* [DIRECTIONS FOR THIS TASK] Within the listing, how many lines include "storm"? Please answer with a bare number.

* [THE DATA]
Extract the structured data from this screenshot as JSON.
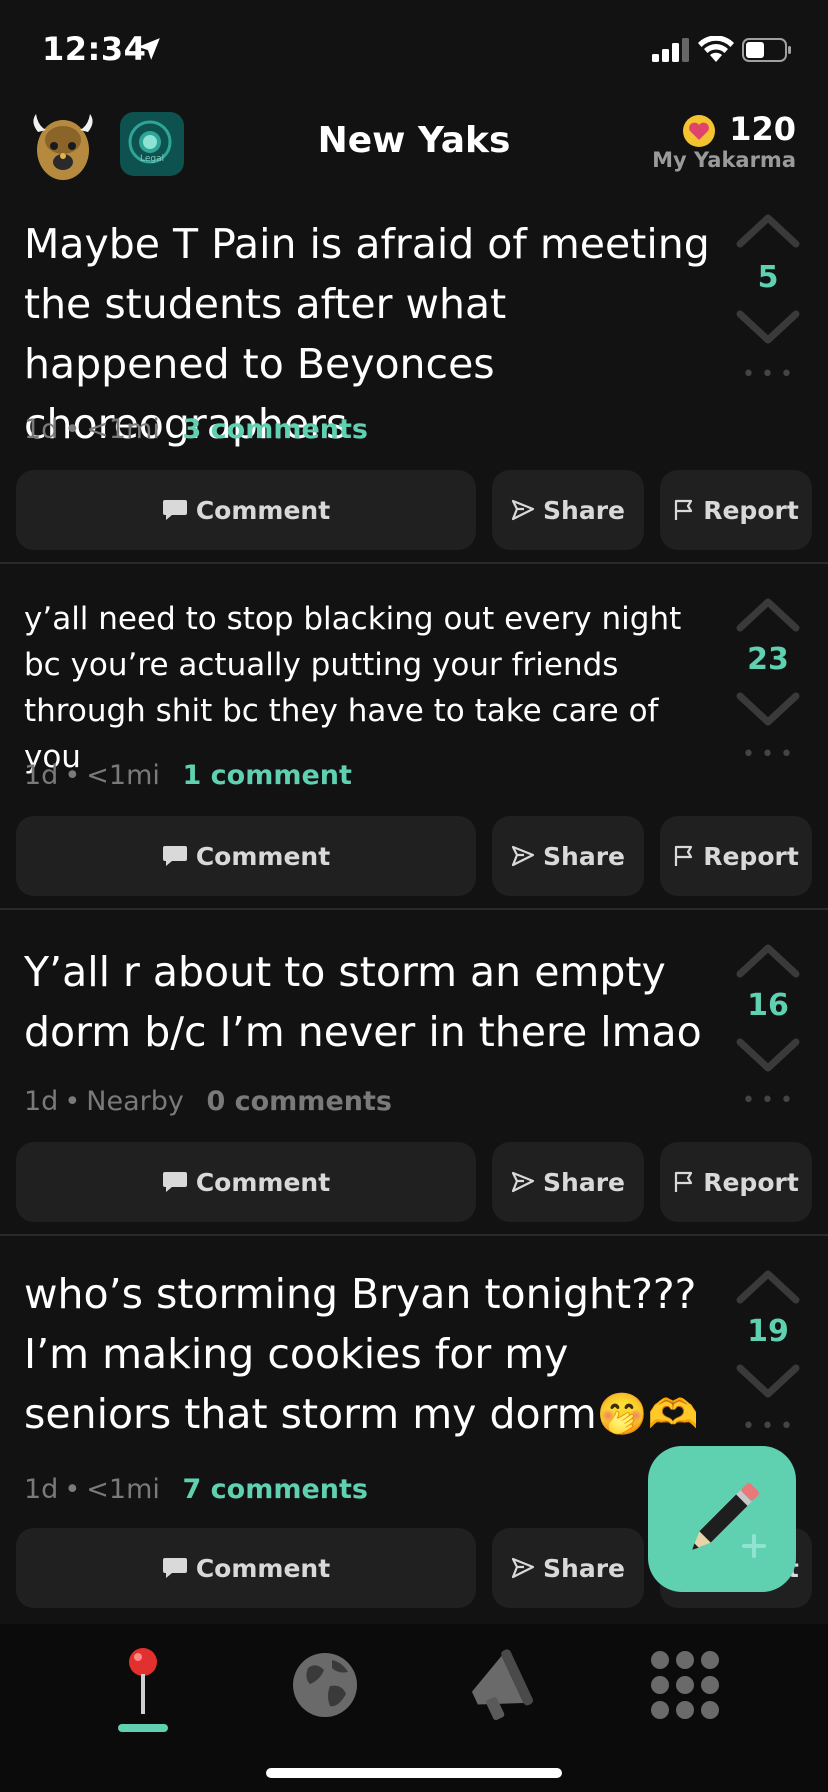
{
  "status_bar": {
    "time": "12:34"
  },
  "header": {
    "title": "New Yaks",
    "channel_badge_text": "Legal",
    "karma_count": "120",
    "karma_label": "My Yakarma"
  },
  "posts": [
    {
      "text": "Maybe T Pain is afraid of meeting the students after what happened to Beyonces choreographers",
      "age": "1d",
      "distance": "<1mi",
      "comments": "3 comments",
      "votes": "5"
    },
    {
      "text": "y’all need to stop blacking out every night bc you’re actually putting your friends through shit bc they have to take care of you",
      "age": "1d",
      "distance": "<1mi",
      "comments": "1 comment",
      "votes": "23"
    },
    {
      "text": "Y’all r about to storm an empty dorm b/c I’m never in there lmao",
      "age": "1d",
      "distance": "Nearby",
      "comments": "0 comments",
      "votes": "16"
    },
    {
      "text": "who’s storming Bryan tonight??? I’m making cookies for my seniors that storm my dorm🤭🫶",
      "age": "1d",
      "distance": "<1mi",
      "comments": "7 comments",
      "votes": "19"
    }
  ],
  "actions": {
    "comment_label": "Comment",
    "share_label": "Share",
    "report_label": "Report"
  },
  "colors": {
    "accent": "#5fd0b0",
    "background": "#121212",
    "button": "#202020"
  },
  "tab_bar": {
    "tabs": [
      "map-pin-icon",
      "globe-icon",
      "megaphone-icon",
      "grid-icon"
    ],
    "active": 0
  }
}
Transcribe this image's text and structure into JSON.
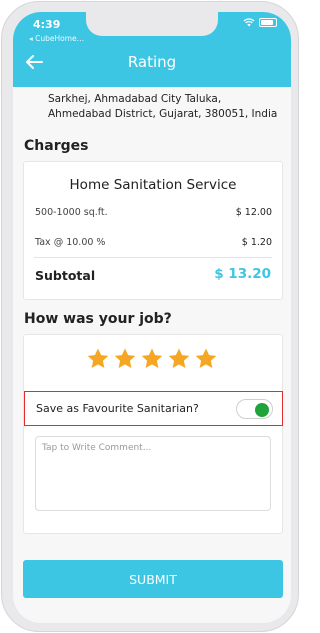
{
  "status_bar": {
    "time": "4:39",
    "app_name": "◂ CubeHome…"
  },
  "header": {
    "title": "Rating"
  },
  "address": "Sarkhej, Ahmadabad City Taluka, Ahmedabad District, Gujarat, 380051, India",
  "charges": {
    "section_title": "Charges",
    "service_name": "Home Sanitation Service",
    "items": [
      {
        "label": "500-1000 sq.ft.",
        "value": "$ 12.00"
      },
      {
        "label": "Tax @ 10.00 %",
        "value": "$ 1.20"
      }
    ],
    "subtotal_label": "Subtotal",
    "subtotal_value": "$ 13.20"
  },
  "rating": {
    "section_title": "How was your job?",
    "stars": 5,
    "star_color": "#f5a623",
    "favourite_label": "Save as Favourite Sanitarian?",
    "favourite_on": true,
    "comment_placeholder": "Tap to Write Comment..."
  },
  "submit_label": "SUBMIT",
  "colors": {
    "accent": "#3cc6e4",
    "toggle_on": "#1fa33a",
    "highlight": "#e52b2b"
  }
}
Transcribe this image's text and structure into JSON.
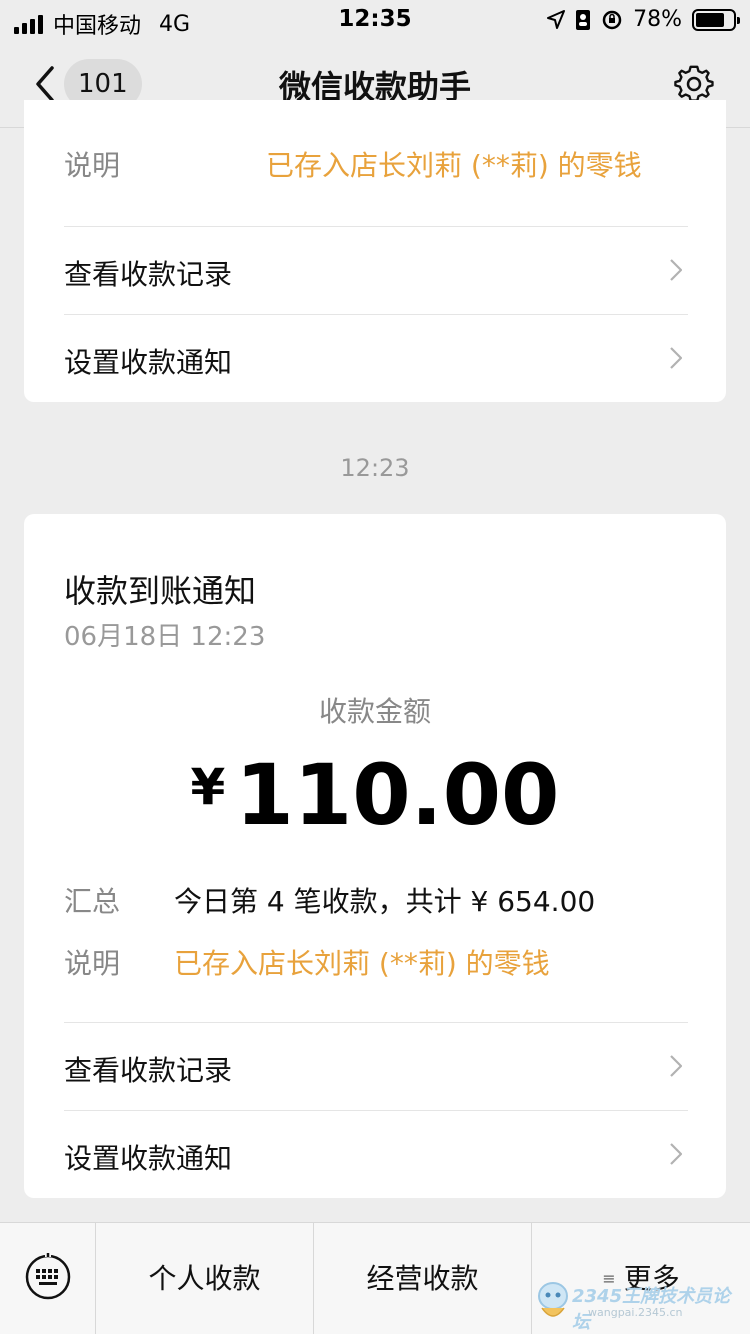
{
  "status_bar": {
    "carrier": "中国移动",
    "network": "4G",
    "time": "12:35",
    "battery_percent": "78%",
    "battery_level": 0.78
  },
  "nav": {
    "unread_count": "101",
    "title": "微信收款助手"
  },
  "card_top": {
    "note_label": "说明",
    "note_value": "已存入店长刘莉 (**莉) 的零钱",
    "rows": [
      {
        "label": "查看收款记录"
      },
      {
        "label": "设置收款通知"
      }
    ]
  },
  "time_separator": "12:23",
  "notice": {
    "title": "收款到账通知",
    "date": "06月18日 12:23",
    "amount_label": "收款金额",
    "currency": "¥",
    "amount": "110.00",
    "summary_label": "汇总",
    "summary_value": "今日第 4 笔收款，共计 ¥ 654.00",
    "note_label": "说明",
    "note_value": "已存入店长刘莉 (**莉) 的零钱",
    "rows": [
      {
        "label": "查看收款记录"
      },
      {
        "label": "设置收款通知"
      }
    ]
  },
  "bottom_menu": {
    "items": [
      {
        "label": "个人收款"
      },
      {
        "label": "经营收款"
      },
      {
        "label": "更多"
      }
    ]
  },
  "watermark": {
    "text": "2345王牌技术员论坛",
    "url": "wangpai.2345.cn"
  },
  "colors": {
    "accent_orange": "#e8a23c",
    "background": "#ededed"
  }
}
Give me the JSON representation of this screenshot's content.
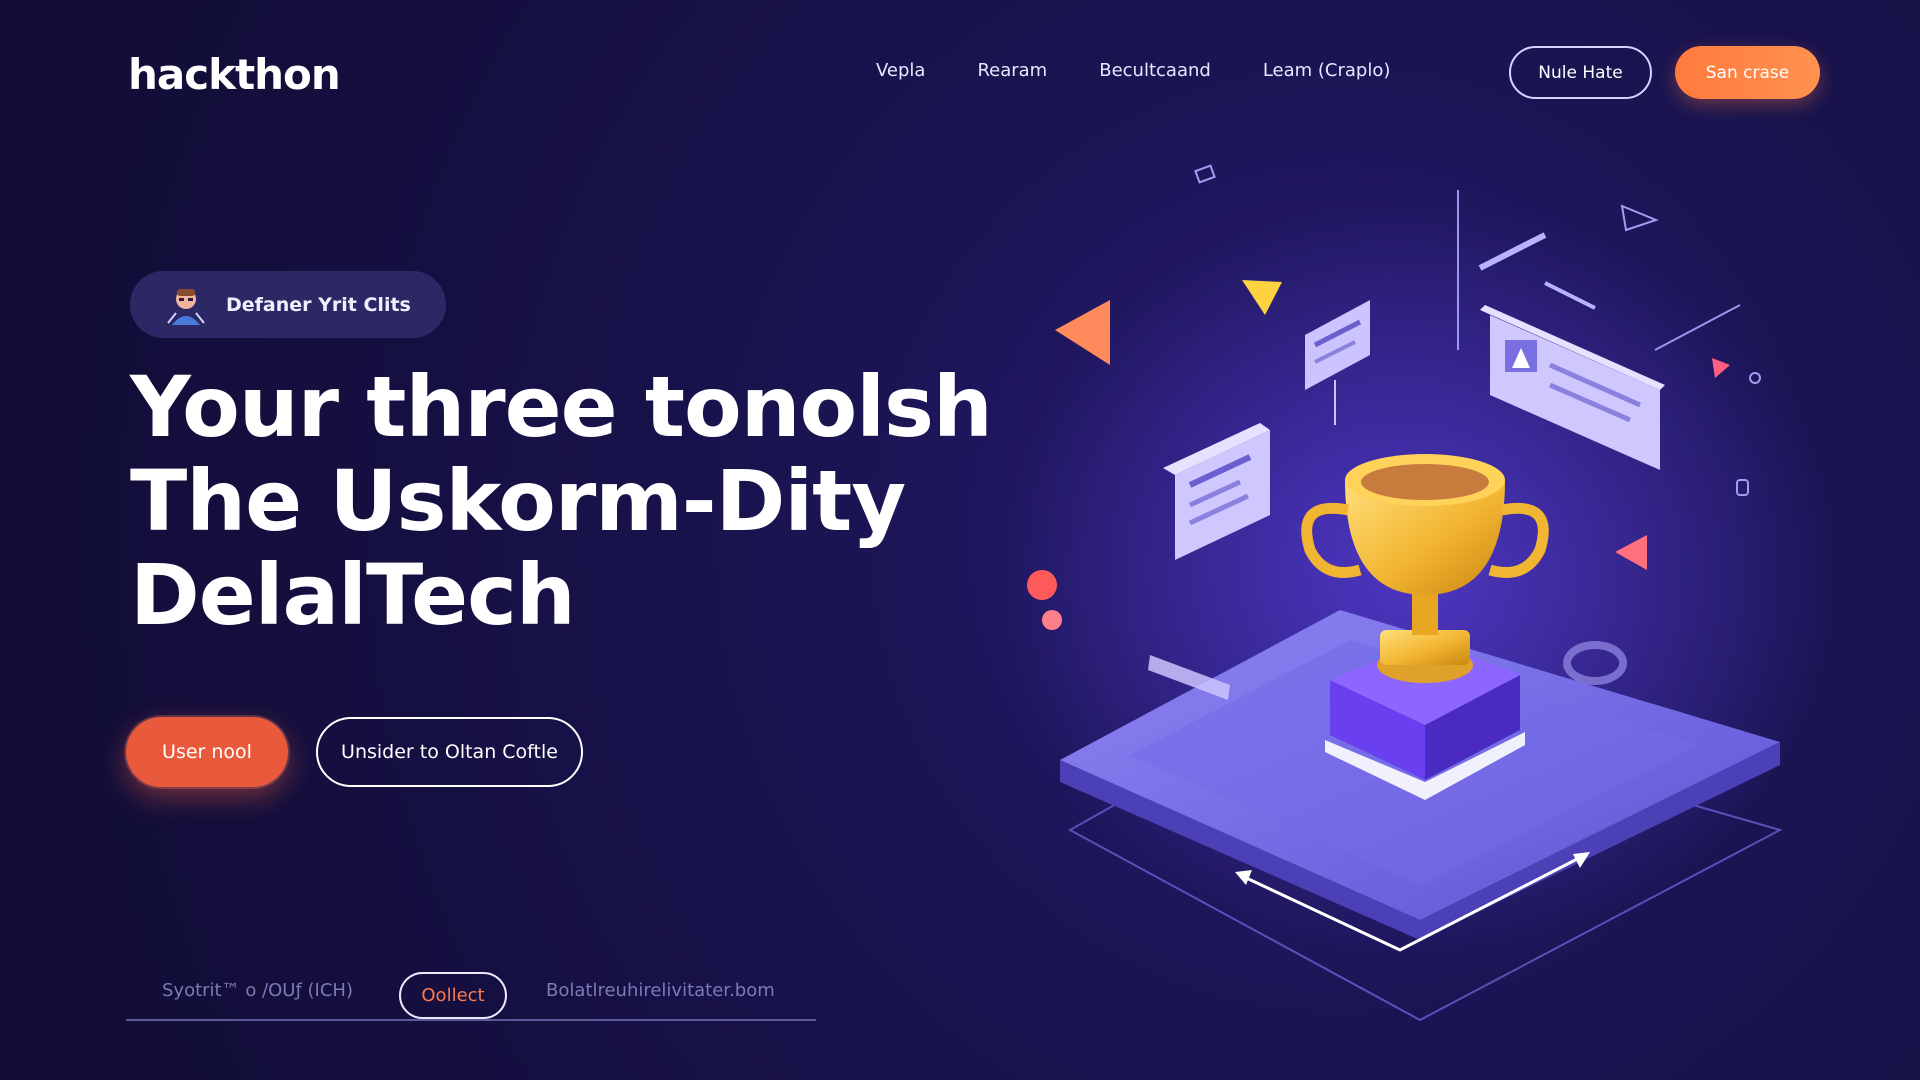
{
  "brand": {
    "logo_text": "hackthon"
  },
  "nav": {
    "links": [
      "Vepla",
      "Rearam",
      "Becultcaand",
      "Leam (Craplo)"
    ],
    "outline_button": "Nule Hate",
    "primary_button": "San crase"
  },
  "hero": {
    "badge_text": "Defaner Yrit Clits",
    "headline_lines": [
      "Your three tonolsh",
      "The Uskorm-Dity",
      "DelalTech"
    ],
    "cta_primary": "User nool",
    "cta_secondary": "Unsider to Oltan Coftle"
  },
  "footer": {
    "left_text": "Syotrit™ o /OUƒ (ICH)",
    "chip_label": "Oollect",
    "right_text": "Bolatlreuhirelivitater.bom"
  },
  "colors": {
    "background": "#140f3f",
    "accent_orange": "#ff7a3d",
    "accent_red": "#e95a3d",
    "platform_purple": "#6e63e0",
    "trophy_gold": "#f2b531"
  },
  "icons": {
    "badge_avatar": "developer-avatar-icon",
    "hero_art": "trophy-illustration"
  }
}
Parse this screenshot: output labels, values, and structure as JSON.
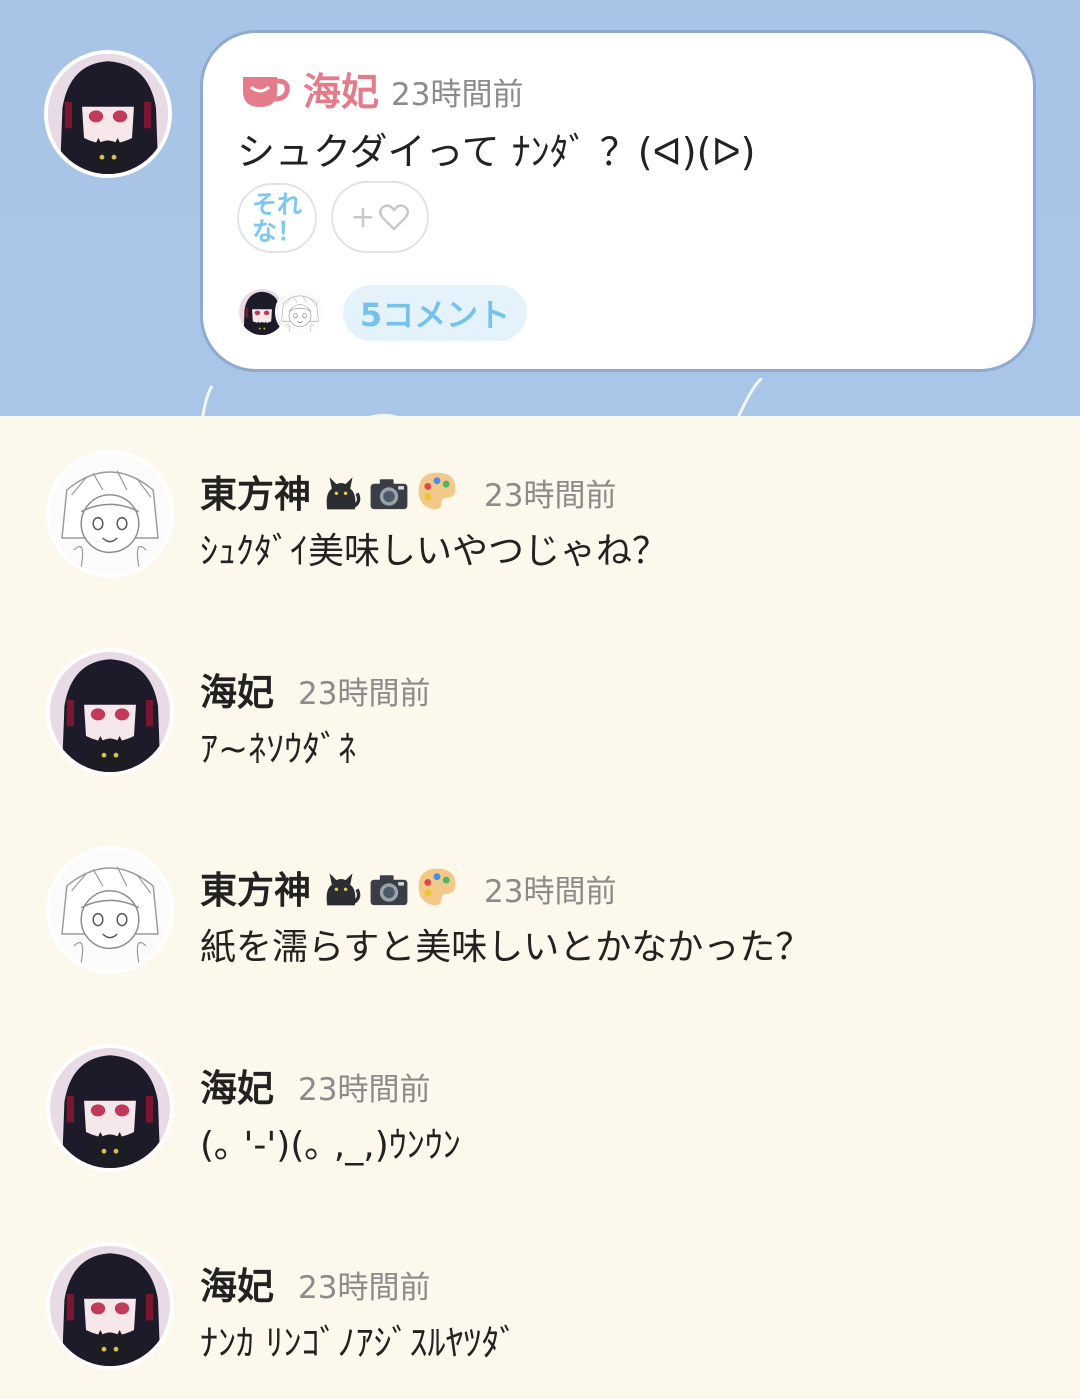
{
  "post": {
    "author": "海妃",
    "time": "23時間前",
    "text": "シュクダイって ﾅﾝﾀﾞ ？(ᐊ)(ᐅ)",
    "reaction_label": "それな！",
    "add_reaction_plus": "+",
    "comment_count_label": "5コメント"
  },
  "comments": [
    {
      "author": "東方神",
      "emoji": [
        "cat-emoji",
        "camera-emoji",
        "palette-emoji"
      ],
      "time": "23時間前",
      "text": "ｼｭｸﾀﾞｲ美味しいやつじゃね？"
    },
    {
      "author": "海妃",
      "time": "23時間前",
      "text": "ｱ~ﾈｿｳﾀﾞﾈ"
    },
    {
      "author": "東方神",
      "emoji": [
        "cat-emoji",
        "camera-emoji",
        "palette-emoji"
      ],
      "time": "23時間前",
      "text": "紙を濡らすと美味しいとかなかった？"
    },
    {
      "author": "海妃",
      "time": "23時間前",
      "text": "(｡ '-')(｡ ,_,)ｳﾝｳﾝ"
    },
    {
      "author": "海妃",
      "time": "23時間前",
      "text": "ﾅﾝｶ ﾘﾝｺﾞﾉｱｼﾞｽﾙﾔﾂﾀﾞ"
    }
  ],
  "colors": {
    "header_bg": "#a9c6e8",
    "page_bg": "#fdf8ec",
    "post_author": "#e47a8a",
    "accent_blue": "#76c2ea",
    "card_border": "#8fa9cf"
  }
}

* [ANSWER BELOW] 2